Colin Field Mixes Things Up With New Residency at Maison Proust in Paris

The renowned mixologist serves Proust-inspired cocktails at the boutique hotel every Friday.

When the news broke of Colin Field’s “retirement” last year, fans around the globe cried collective tears for the renowned mixologist, who spent nearly three decades as the head bartender at the Ritz Paris’s legendary Bar Hemingway.

Turns out, Field’s departure from one of the city’s most revered watering holes was not an ending but a beginning for the man who has thrice been named the world’s best bartender by Forbes. After 30 years at the Ritz, he felt ready for a change of environment.

Luxury hotels have long been a part of Field’s illustrious career. Recently, he did a stint at Shangri-La Le Touessrok in Mauritius, and he’s just returned from Italy, where he helped launch the new bar at the Grand Hotel Excelsior Vittoria in Sorrento. Furthermore, every Friday night, fans can find him in Paris’s stylish Marais district, where he has started an ongoing residency at the Maison Proust boutique hotel.




“Colin is the greatest in his field,” says Yoni Aidan, founder and CEO of the hotel group, Collection Maisons Particulières. “He brings us so much—his talent first, his hospitality next, his exacting standards, and finally the pleasure of welcoming his longtime friends who now gather with him every Friday in the salons of Maison Proust.”

The hotel, which draws inspiration from the belle époque, is an elegant destination for well-heeled locals and travellers alike. The property’s interiors, which were overseen by Jacques Garcia, are a shrine to the French novelist, with uniquely appointed rooms showcasing original paintings by the greatest artists from the turn of the 20th century, such as Jacques-Émile Blanche, Jean Béraud, Giovanni Boldini, and Paul César Helleu. Other treasures include the complete works of Anatole France, Proust’s favourite writer, and six sheets of handwritten correspondence from the novelist to Princess Soutzo, which will soon be displayed in the hotel’s library.

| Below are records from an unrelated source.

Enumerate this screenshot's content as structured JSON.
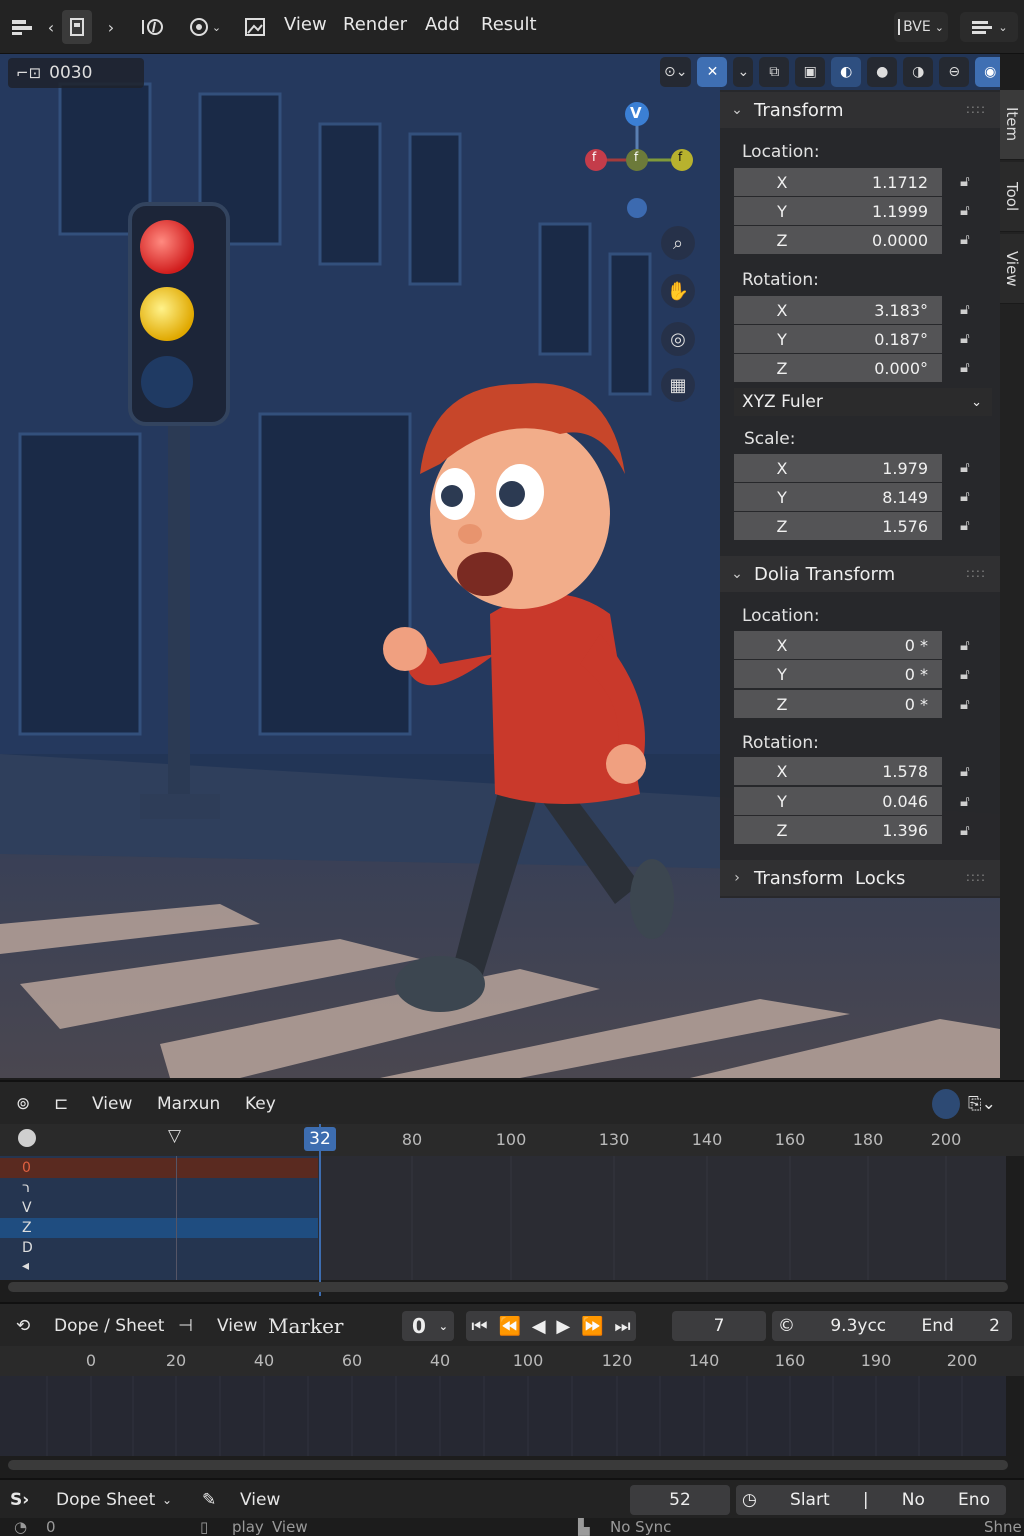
{
  "header": {
    "menus": [
      "View",
      "Render",
      "Add",
      "Result"
    ],
    "engine_label": "BVE"
  },
  "viewport": {
    "frame_value": "0030",
    "gizmo_axes": {
      "top": "V",
      "left": "f",
      "center": "f",
      "right": "f"
    }
  },
  "sidebar_tabs": [
    "Item",
    "Tool",
    "View"
  ],
  "transform_panel": {
    "title": "Transform",
    "location_label": "Location:",
    "location": [
      {
        "axis": "X",
        "value": "1.1712"
      },
      {
        "axis": "Y",
        "value": "1.1999"
      },
      {
        "axis": "Z",
        "value": "0.0000"
      }
    ],
    "rotation_label": "Rotation:",
    "rotation": [
      {
        "axis": "X",
        "value": "3.183°"
      },
      {
        "axis": "Y",
        "value": "0.187°"
      },
      {
        "axis": "Z",
        "value": "0.000°"
      }
    ],
    "rotation_mode": "XYZ Fuler",
    "scale_label": "Scale:",
    "scale": [
      {
        "axis": "X",
        "value": "1.979"
      },
      {
        "axis": "Y",
        "value": "8.149"
      },
      {
        "axis": "Z",
        "value": "1.576"
      }
    ]
  },
  "delta_panel": {
    "title": "Dolia Transform",
    "location_label": "Location:",
    "location": [
      {
        "axis": "X",
        "value": "0 *"
      },
      {
        "axis": "Y",
        "value": "0 *"
      },
      {
        "axis": "Z",
        "value": "0 *"
      }
    ],
    "rotation_label": "Rotation:",
    "rotation": [
      {
        "axis": "X",
        "value": "1.578"
      },
      {
        "axis": "Y",
        "value": "0.046"
      },
      {
        "axis": "Z",
        "value": "1.396"
      }
    ]
  },
  "locks_panel": {
    "title": "Transform  Locks"
  },
  "timeline": {
    "menus": [
      "View",
      "Marxun",
      "Key"
    ],
    "current_frame": "32",
    "ticks": [
      "80",
      "100",
      "130",
      "140",
      "160",
      "180",
      "200"
    ],
    "channels": [
      "0",
      "ר",
      "V",
      "Z",
      "D",
      "◂"
    ]
  },
  "dopesheet": {
    "editor_label": "Dope / Sheet",
    "view_label": "View",
    "marker_label": "Marker",
    "frame_value": "0",
    "current_field": "7",
    "fps_field": "9.3ycc",
    "end_label": "End",
    "end_value": "2",
    "ticks": [
      "0",
      "20",
      "40",
      "60",
      "40",
      "100",
      "120",
      "140",
      "160",
      "190",
      "200"
    ]
  },
  "bottom_bar": {
    "editor_label": "Dope Sheet",
    "view_label": "View",
    "frame_field": "52",
    "start_label": "Slart",
    "no_label": "No",
    "end_label": "Eno"
  },
  "status_bar": {
    "left_value": "0",
    "play_label": "play",
    "view_label": "View",
    "sync_label": "No Sync",
    "right_label": "Shne"
  },
  "colors": {
    "accent": "#3f6fb3",
    "playhead": "#3d6db0",
    "panel": "#303032"
  }
}
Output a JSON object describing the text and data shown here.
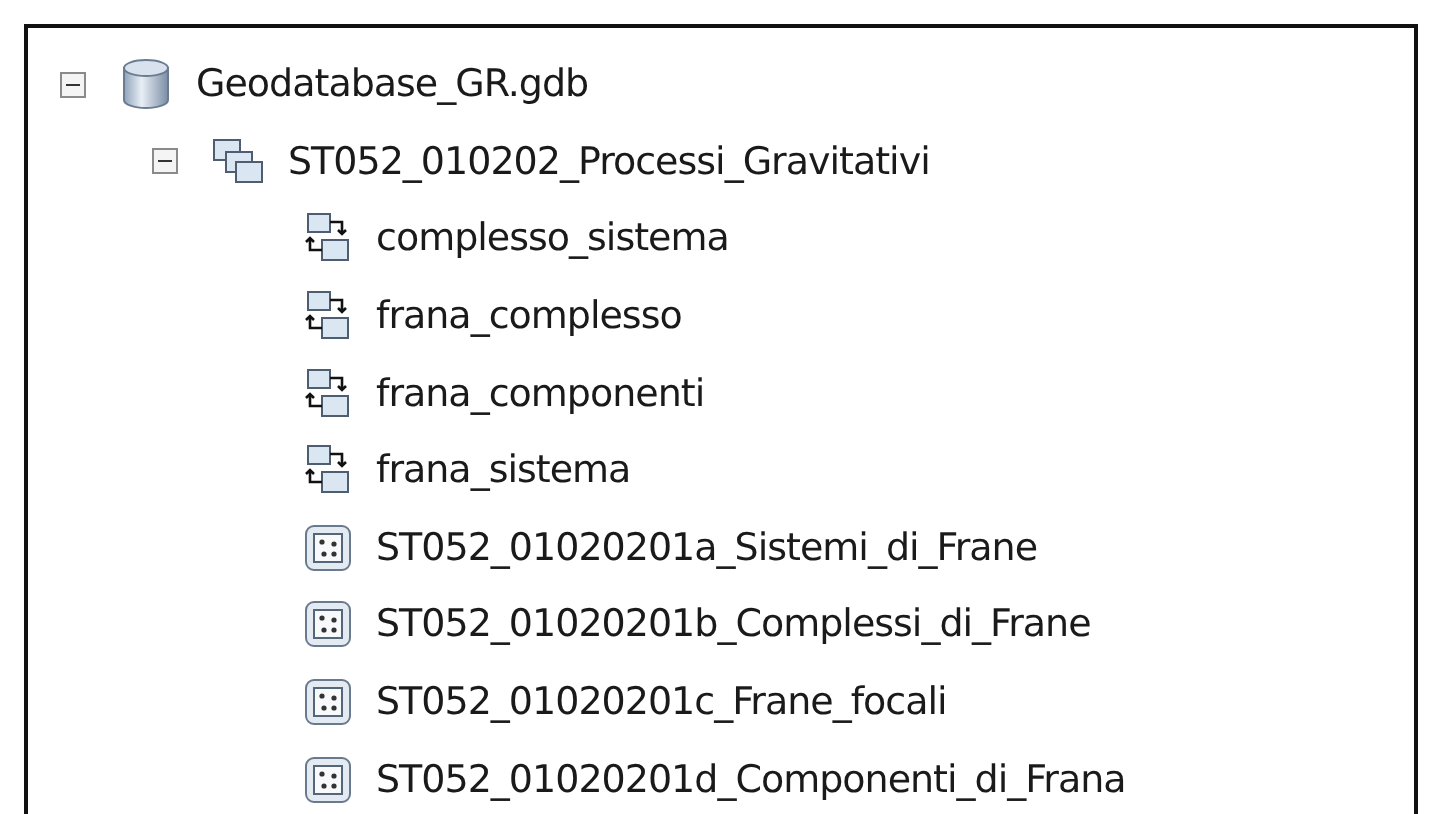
{
  "tree": [
    {
      "label": "Geodatabase_GR.gdb",
      "kind": "geodatabase",
      "expanded": true,
      "children": [
        {
          "label": "ST052_010202_Processi_Gravitativi",
          "kind": "dataset",
          "expanded": true,
          "children": [
            {
              "label": "complesso_sistema",
              "kind": "relationship"
            },
            {
              "label": "frana_complesso",
              "kind": "relationship"
            },
            {
              "label": "frana_componenti",
              "kind": "relationship"
            },
            {
              "label": "frana_sistema",
              "kind": "relationship"
            },
            {
              "label": "ST052_01020201a_Sistemi_di_Frane",
              "kind": "featureclass"
            },
            {
              "label": "ST052_01020201b_Complessi_di_Frane",
              "kind": "featureclass"
            },
            {
              "label": "ST052_01020201c_Frane_focali",
              "kind": "featureclass"
            },
            {
              "label": "ST052_01020201d_Componenti_di_Frana",
              "kind": "featureclass"
            }
          ]
        }
      ]
    }
  ]
}
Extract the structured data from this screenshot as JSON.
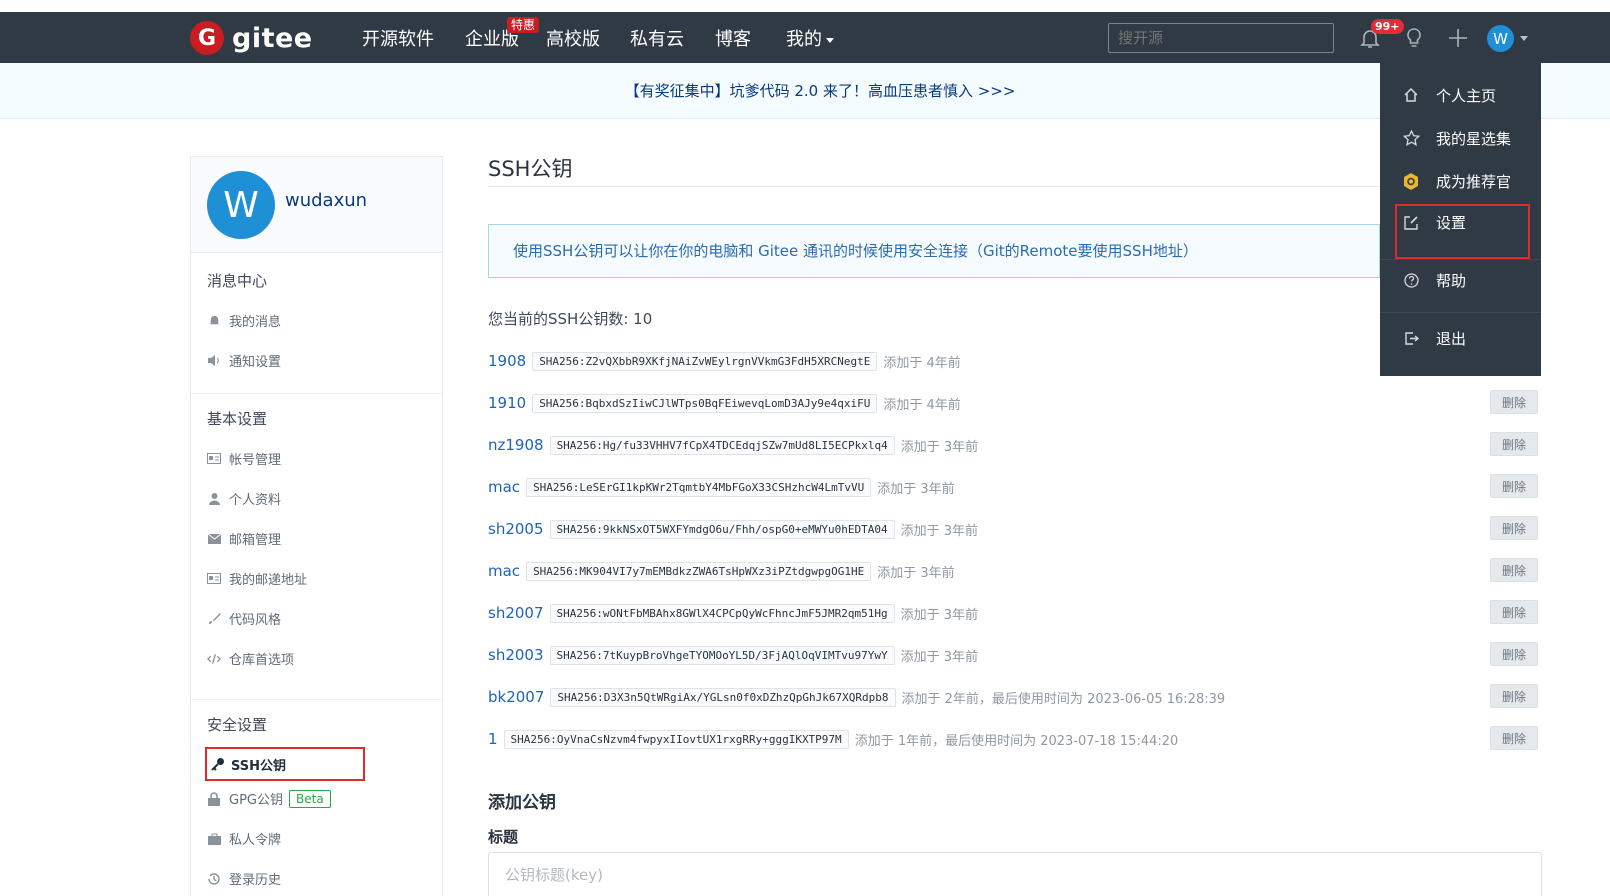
{
  "nav": {
    "logo_mark": "G",
    "logo_text": "gitee",
    "items": [
      "开源软件",
      "企业版",
      "高校版",
      "私有云",
      "博客",
      "我的"
    ],
    "hot_badge": "特惠",
    "search_placeholder": "搜开源",
    "notification_count": "99+",
    "avatar_letter": "W"
  },
  "promo": {
    "text": "【有奖征集中】坑爹代码 2.0 来了！高血压患者慎入 >>>"
  },
  "sidebar": {
    "avatar_letter": "W",
    "username": "wudaxun",
    "sections": [
      {
        "title": "消息中心",
        "items": [
          "我的消息",
          "通知设置"
        ]
      },
      {
        "title": "基本设置",
        "items": [
          "帐号管理",
          "个人资料",
          "邮箱管理",
          "我的邮递地址",
          "代码风格",
          "仓库首选项"
        ]
      },
      {
        "title": "安全设置",
        "items": [
          "SSH公钥",
          "GPG公钥",
          "私人令牌",
          "登录历史"
        ]
      }
    ],
    "beta_label": "Beta"
  },
  "main": {
    "title": "SSH公钥",
    "info": "使用SSH公钥可以让你在你的电脑和 Gitee 通讯的时候使用安全连接（Git的Remote要使用SSH地址）",
    "count_label": "您当前的SSH公钥数: 10",
    "delete_label": "删除",
    "keys": [
      {
        "name": "1908",
        "fp": "SHA256:Z2vQXbbR9XKfjNAiZvWEylrgnVVkmG3FdH5XRCNegtE",
        "added": "添加于 4年前"
      },
      {
        "name": "1910",
        "fp": "SHA256:BqbxdSzIiwCJlWTps0BqFEiwevqLomD3AJy9e4qxiFU",
        "added": "添加于 4年前"
      },
      {
        "name": "nz1908",
        "fp": "SHA256:Hg/fu33VHHV7fCpX4TDCEdqjSZw7mUd8LI5ECPkxlq4",
        "added": "添加于 3年前"
      },
      {
        "name": "mac",
        "fp": "SHA256:LeSErGI1kpKWr2TqmtbY4MbFGoX33CSHzhcW4LmTvVU",
        "added": "添加于 3年前"
      },
      {
        "name": "sh2005",
        "fp": "SHA256:9kkNSxOT5WXFYmdgO6u/Fhh/ospG0+eMWYu0hEDTA04",
        "added": "添加于 3年前"
      },
      {
        "name": "mac",
        "fp": "SHA256:MK904VI7y7mEMBdkzZWA6TsHpWXz3iPZtdgwpgOG1HE",
        "added": "添加于 3年前"
      },
      {
        "name": "sh2007",
        "fp": "SHA256:wONtFbMBAhx8GWlX4CPCpQyWcFhncJmF5JMR2qm51Hg",
        "added": "添加于 3年前"
      },
      {
        "name": "sh2003",
        "fp": "SHA256:7tKuypBroVhgeTYOMOoYL5D/3FjAQlOqVIMTvu97YwY",
        "added": "添加于 3年前"
      },
      {
        "name": "bk2007",
        "fp": "SHA256:D3X3n5QtWRgiAx/YGLsn0f0xDZhzQpGhJk67XQRdpb8",
        "added": "添加于 2年前，最后使用时间为 2023-06-05 16:28:39"
      },
      {
        "name": "1",
        "fp": "SHA256:OyVnaCsNzvm4fwpyxIIovtUX1rxgRRy+gggIKXTP97M",
        "added": "添加于 1年前，最后使用时间为 2023-07-18 15:44:20"
      }
    ],
    "add_title": "添加公钥",
    "field_label": "标题",
    "field_placeholder": "公钥标题(key)"
  },
  "dropdown": {
    "items": [
      "个人主页",
      "我的星选集",
      "成为推荐官",
      "设置",
      "帮助",
      "退出"
    ]
  },
  "colors": {
    "nav_bg": "#2f3a45",
    "brand_red": "#c71d23",
    "link_blue": "#1e64b5",
    "highlight_red": "#df2b2b"
  }
}
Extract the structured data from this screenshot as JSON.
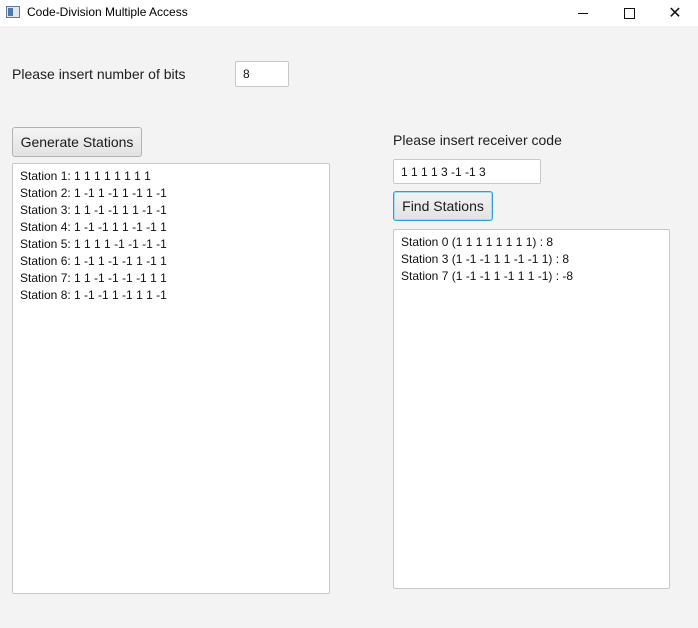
{
  "window": {
    "title": "Code-Division Multiple Access"
  },
  "left": {
    "bits_label": "Please insert number of bits",
    "bits_value": "8",
    "generate_button": "Generate Stations",
    "stations": [
      "Station 1: 1 1 1 1 1 1 1 1",
      "Station 2: 1 -1 1 -1 1 -1 1 -1",
      "Station 3: 1 1 -1 -1 1 1 -1 -1",
      "Station 4: 1 -1 -1 1 1 -1 -1 1",
      "Station 5: 1 1 1 1 -1 -1 -1 -1",
      "Station 6: 1 -1 1 -1 -1 1 -1 1",
      "Station 7: 1 1 -1 -1 -1 -1 1 1",
      "Station 8: 1 -1 -1 1 -1 1 1 -1"
    ]
  },
  "right": {
    "receiver_label": "Please insert receiver code",
    "receiver_value": "1 1 1 1 3 -1 -1 3",
    "find_button": "Find Stations",
    "results": [
      "Station 0 (1 1 1 1 1 1 1 1) : 8",
      "Station 3 (1 -1 -1 1 1 -1 -1 1) : 8",
      "Station 7 (1 -1 -1 1 -1 1 1 -1) : -8"
    ]
  }
}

Field’s presence every Friday is a gift for his legion of loyal fans, many of whom have become personal friends over the years. The barman, who has known Aidan for more than a decade, happily accepted the invitation to work at Maison Proust, where he enjoys reconnecting with old acquaintances passing through Paris. Additionally, Field says the job is a welcome shift from his days at the Ritz, and a creative catalyst. “I’m terribly Hemingway,” he explains. “To try and put myself into the shoes of Proust is an intellectual challenge.”





Everything about the bar, with its wood-panelled walls, sumptuous chairs, and richly draped decor, is sophisticated, and the cocktails are no exception. One of Aidan’s favourites is Le Temps Retrouvé, a 500-euro splurgeworthy elixir made with armagnac from 1922, the year of Proust’s death, black truffles from Périgord, and brut nature champagne from Barons de Rothschild. The founder also loves the bar’s signature cocktail, La Madeleine, created by Maison Proust’s head bartender, Pierrick Baudry. The cocktail is an homage to Proust’s novel Remembrance of Things Past in which the author consumes a madeleine and dredges up lost memories. Field’s own tribute to the madeleine de Proust is an off-menu concoction called Poire Victoire, made with Grey Goose pear vodka, along with the juices of lime and clarified apples. “Sometimes you taste something, and it brings back a memory that is completely closed off in the mind,” he says. “If you taste my Poire Victoire, it suddenly takes you back to the first time you bit into a pear, when the green skin offered a certain resistance before your teeth pierced the epidermis and drove into the white succulent flesh.”





In lieu of a formal cocktail menu, Field has long preferred working off his own intuition, making bespoke drinks that reflect his patrons’ personalities. “People know me, and they say, ‘I don’t need the menu. Colin, look at me and tell me what I’ll have to drink,’” he says. “So that’s what I do. That’s 45 years of bartending, I suppose.”

Though the residency at Maison Proust is a new gig for the iconic barman, some things haven’t changed. As at Bar Hemingway, he still serves guests bowls of nuts with refreshing cucumber water, and he’s recently introduced bar stools to encourage new relations and friendly banter. “Cocktails, although they’re terribly important, are only 20 per cent of the affair,” he explains. While delivering a proper drink as deftly as possible is his motive, the other 80 per cent is about people meeting and enjoying themselves. “In a word, generosity,” he says of his style. “I want people to feel we’re taking care of them.”